Domesticated pet rabbits are descended from wild rabbits that originated in Spain and Portugal and were introduced to many parts of the world (including the UK) to provide meat, fur and sport for voyagers and settlers. Some of the introduced rabbits either escaped or were released into the wild where they bred successfully to become a pest species that destroyed the natural habitat and changed the landscape and ecology dramatically.  Australia is a good example of a location where this has taken place. In some states, drastic control measures have been deployed to control rabbits, including building a fence 2000 miles long and dropping poison in baited food, such as apples or carrots, from helicopters and aeroplanes. The cost has been enormous and illustrates how difficult it is to kill rabbits. Growing a palatable, poisonous plant that rabbits would eat would be a much easier and cheaper solution. Such a plant doesn’t exist. For example, buttercups and apples pips are on many lists of poisonous plants for rabbits. These would definitely have been used if they killed rabbits easily. They don't. 
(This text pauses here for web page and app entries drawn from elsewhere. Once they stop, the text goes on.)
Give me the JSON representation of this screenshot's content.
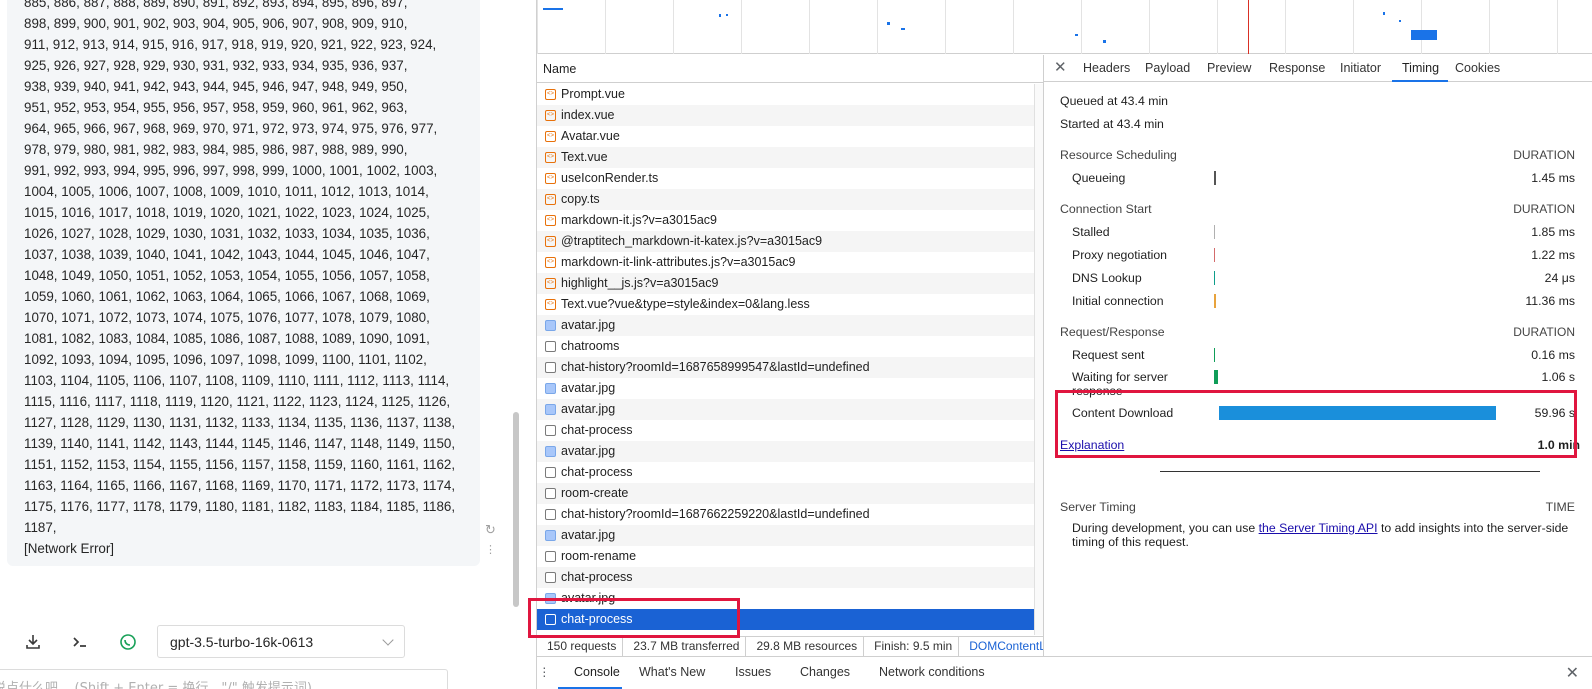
{
  "chat": {
    "message_text": "885, 886, 887, 888, 889, 890, 891, 892, 893, 894, 895, 896, 897,\n898, 899, 900, 901, 902, 903, 904, 905, 906, 907, 908, 909, 910,\n911, 912, 913, 914, 915, 916, 917, 918, 919, 920, 921, 922, 923, 924,\n925, 926, 927, 928, 929, 930, 931, 932, 933, 934, 935, 936, 937,\n938, 939, 940, 941, 942, 943, 944, 945, 946, 947, 948, 949, 950,\n951, 952, 953, 954, 955, 956, 957, 958, 959, 960, 961, 962, 963,\n964, 965, 966, 967, 968, 969, 970, 971, 972, 973, 974, 975, 976, 977,\n978, 979, 980, 981, 982, 983, 984, 985, 986, 987, 988, 989, 990,\n991, 992, 993, 994, 995, 996, 997, 998, 999, 1000, 1001, 1002, 1003,\n1004, 1005, 1006, 1007, 1008, 1009, 1010, 1011, 1012, 1013, 1014,\n1015, 1016, 1017, 1018, 1019, 1020, 1021, 1022, 1023, 1024, 1025,\n1026, 1027, 1028, 1029, 1030, 1031, 1032, 1033, 1034, 1035, 1036,\n1037, 1038, 1039, 1040, 1041, 1042, 1043, 1044, 1045, 1046, 1047,\n1048, 1049, 1050, 1051, 1052, 1053, 1054, 1055, 1056, 1057, 1058,\n1059, 1060, 1061, 1062, 1063, 1064, 1065, 1066, 1067, 1068, 1069,\n1070, 1071, 1072, 1073, 1074, 1075, 1076, 1077, 1078, 1079, 1080,\n1081, 1082, 1083, 1084, 1085, 1086, 1087, 1088, 1089, 1090, 1091,\n1092, 1093, 1094, 1095, 1096, 1097, 1098, 1099, 1100, 1101, 1102,\n1103, 1104, 1105, 1106, 1107, 1108, 1109, 1110, 1111, 1112, 1113, 1114,\n1115, 1116, 1117, 1118, 1119, 1120, 1121, 1122, 1123, 1124, 1125, 1126,\n1127, 1128, 1129, 1130, 1131, 1132, 1133, 1134, 1135, 1136, 1137, 1138,\n1139, 1140, 1141, 1142, 1143, 1144, 1145, 1146, 1147, 1148, 1149, 1150,\n1151, 1152, 1153, 1154, 1155, 1156, 1157, 1158, 1159, 1160, 1161, 1162,\n1163, 1164, 1165, 1166, 1167, 1168, 1169, 1170, 1171, 1172, 1173, 1174,\n1175, 1176, 1177, 1178, 1179, 1180, 1181, 1182, 1183, 1184, 1185, 1186,\n1187,\n[Network Error]",
    "model_select_value": "gpt-3.5-turbo-16k-0613",
    "input_placeholder": "说点什么吧... (Shift + Enter = 换行，\"/\" 触发提示词)",
    "icons": [
      "download-icon",
      "terminal-icon",
      "whatsapp-icon",
      "refresh-icon",
      "more-icon"
    ]
  },
  "network": {
    "name_header": "Name",
    "requests": [
      {
        "name": "Prompt.vue",
        "type": "script"
      },
      {
        "name": "index.vue",
        "type": "script"
      },
      {
        "name": "Avatar.vue",
        "type": "script"
      },
      {
        "name": "Text.vue",
        "type": "script"
      },
      {
        "name": "useIconRender.ts",
        "type": "script"
      },
      {
        "name": "copy.ts",
        "type": "script"
      },
      {
        "name": "markdown-it.js?v=a3015ac9",
        "type": "script"
      },
      {
        "name": "@traptitech_markdown-it-katex.js?v=a3015ac9",
        "type": "script"
      },
      {
        "name": "markdown-it-link-attributes.js?v=a3015ac9",
        "type": "script"
      },
      {
        "name": "highlight__js.js?v=a3015ac9",
        "type": "script"
      },
      {
        "name": "Text.vue?vue&type=style&index=0&lang.less",
        "type": "script"
      },
      {
        "name": "avatar.jpg",
        "type": "img"
      },
      {
        "name": "chatrooms",
        "type": "doc"
      },
      {
        "name": "chat-history?roomId=1687658999547&lastId=undefined",
        "type": "doc"
      },
      {
        "name": "avatar.jpg",
        "type": "img"
      },
      {
        "name": "avatar.jpg",
        "type": "img"
      },
      {
        "name": "chat-process",
        "type": "doc"
      },
      {
        "name": "avatar.jpg",
        "type": "img"
      },
      {
        "name": "chat-process",
        "type": "doc"
      },
      {
        "name": "room-create",
        "type": "doc"
      },
      {
        "name": "chat-history?roomId=1687662259220&lastId=undefined",
        "type": "doc"
      },
      {
        "name": "avatar.jpg",
        "type": "img"
      },
      {
        "name": "room-rename",
        "type": "doc"
      },
      {
        "name": "chat-process",
        "type": "doc"
      },
      {
        "name": "avatar.jpg",
        "type": "img"
      },
      {
        "name": "chat-process",
        "type": "doc",
        "selected": true
      }
    ],
    "status": {
      "requests": "150 requests",
      "transferred": "23.7 MB transferred",
      "resources": "29.8 MB resources",
      "finish": "Finish: 9.5 min",
      "dom": "DOMContentLoaded"
    },
    "tabs": [
      "Headers",
      "Payload",
      "Preview",
      "Response",
      "Initiator",
      "Timing",
      "Cookies"
    ],
    "active_tab": "Timing",
    "timing": {
      "queued": "Queued at 43.4 min",
      "started": "Started at 43.4 min",
      "scheduling_title": "Resource Scheduling",
      "connection_title": "Connection Start",
      "request_title": "Request/Response",
      "duration_label": "DURATION",
      "queueing": {
        "label": "Queueing",
        "value": "1.45 ms"
      },
      "stalled": {
        "label": "Stalled",
        "value": "1.85 ms"
      },
      "proxy": {
        "label": "Proxy negotiation",
        "value": "1.22 ms"
      },
      "dns": {
        "label": "DNS Lookup",
        "value": "24 μs"
      },
      "initial": {
        "label": "Initial connection",
        "value": "11.36 ms"
      },
      "sent": {
        "label": "Request sent",
        "value": "0.16 ms"
      },
      "waiting": {
        "label": "Waiting for server response",
        "value": "1.06 s"
      },
      "download": {
        "label": "Content Download",
        "value": "59.96 s"
      },
      "explanation": "Explanation",
      "total": "1.0 min",
      "server_timing_title": "Server Timing",
      "time_label": "TIME",
      "server_text_before": "During development, you can use ",
      "server_link": "the Server Timing API",
      "server_text_after": " to add insights into the server-side timing of this request."
    },
    "colors": {
      "download_bar": "#1a8fdb",
      "waiting_bar": "#0f9d58",
      "highlight": "#e0163f",
      "selected_row": "#1a62d4"
    }
  },
  "drawer": {
    "tabs": [
      "Console",
      "What's New",
      "Issues",
      "Changes",
      "Network conditions"
    ],
    "active": "Console"
  }
}
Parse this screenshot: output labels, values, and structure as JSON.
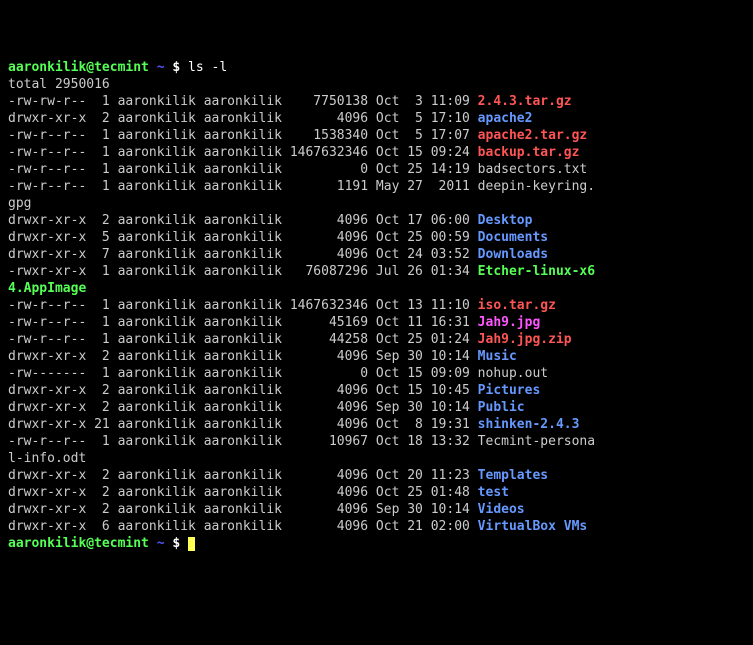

Rabbit resistant plants

Any gardener who has wild rabbits eating their herbaceous border or entering their vegetable plot knows that rabbits will eat a wide variety of plants. As a result, there are many lists of rabbit resistant plants that gardeners can grow because rabbits will not eat them. An example is on the Royal Horticultural Society website If this list is cross referenced with lists of poisonous plants, it can be seen that rabbits do not eat the poisonous varieties.  The list of poisonous plants is the same as the rabbit resistant plants.

When rabbits have no choice..

Although it is difficult to poison rabbits with plants, it is not impossible. There are experiments where laboratory rabbits have been forced to eat a poisonous plant or plant extract, either because they have no choice or because it has been ground up and incorporated into the pellets that they are fed on. The results of these experiments have shown that rabbits can be ill or die after ingestion of plant poisons. This is not a natural situation because there is usually a choice of plants for a rabbit to eat but it could be mimicked in a house where there are ornamental houseplants and no other vegetation for a rabbit to eat. As a general rule, houseplants and rabbits are a bad combination. Not only is there a risk of poisoning the rabbit but there is the likelihood of damage or destruction of the houseplant.

Picking wild plants 

While reports of rabbit deaths following ingestion of poisoning are disturbing, they are rare and should not put owners off allowing their rabbits to graze in the garden or to pick plants for them. The VPIS reported no incidents of toxicity associated with wild plants although, in the literature, there is a case of rabbits dying after being given hemlock in mistake for carrot tops (Short B, Edwards C. 1989 Accidental Conium maculatum poisoning in the rabbit. Vet Hum Toxicol 31:54–57). Hemlock is a rare plant and usually found in damp marshy areas. My advice to owners that have access to weeds, herbs and plants in their gardens, on verges or next to footpaths is to choose 5-6 varieties that they recognise and know their rabbit will enjoy. They can pick these in the knowledge that they are safe.